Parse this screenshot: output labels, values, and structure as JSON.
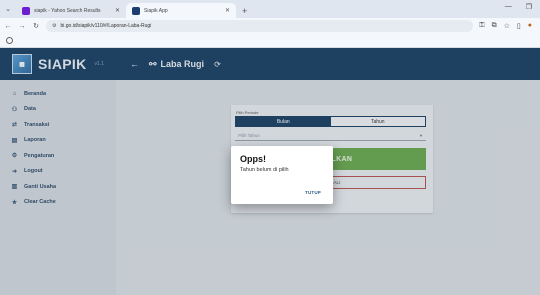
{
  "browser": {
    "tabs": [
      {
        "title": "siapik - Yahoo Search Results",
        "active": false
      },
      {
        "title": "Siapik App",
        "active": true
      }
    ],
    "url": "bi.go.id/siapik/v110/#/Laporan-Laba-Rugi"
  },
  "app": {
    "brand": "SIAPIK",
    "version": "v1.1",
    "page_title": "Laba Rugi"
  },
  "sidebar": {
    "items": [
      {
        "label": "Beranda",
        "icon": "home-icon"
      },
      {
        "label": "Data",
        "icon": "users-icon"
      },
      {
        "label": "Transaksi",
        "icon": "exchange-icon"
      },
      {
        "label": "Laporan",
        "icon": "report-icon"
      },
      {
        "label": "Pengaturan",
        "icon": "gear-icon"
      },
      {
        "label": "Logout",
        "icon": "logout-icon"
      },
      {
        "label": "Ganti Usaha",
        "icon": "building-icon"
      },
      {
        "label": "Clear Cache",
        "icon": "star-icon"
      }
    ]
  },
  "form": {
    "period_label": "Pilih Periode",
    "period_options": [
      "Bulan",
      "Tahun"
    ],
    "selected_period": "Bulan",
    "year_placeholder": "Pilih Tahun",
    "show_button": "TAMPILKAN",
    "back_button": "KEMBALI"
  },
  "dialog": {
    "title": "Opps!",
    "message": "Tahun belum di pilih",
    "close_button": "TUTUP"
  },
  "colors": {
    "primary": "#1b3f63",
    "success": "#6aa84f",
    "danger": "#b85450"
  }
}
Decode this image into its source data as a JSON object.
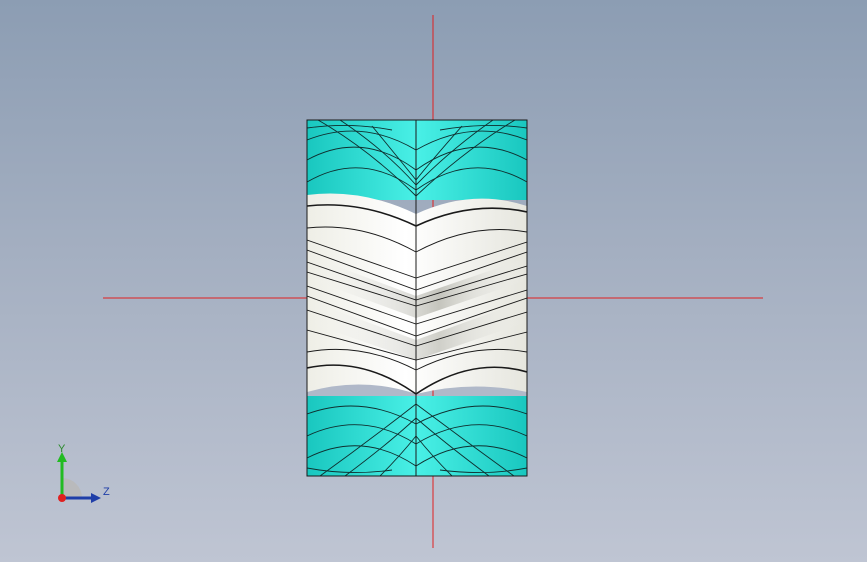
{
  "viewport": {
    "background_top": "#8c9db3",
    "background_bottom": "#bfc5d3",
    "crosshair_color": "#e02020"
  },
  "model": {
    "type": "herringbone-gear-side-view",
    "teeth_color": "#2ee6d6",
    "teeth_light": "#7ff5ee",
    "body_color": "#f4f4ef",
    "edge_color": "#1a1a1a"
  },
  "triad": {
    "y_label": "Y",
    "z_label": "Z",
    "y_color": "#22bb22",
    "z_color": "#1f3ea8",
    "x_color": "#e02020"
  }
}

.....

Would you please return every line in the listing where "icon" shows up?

        "icon": "home-icon"
        "icon": "users-icon"
        "icon": "exchange-icon"
        "icon": "report-icon"
        "icon": "gear-icon"
        "icon": "logout-icon"
        "icon": "building-icon"
        "icon": "star-icon"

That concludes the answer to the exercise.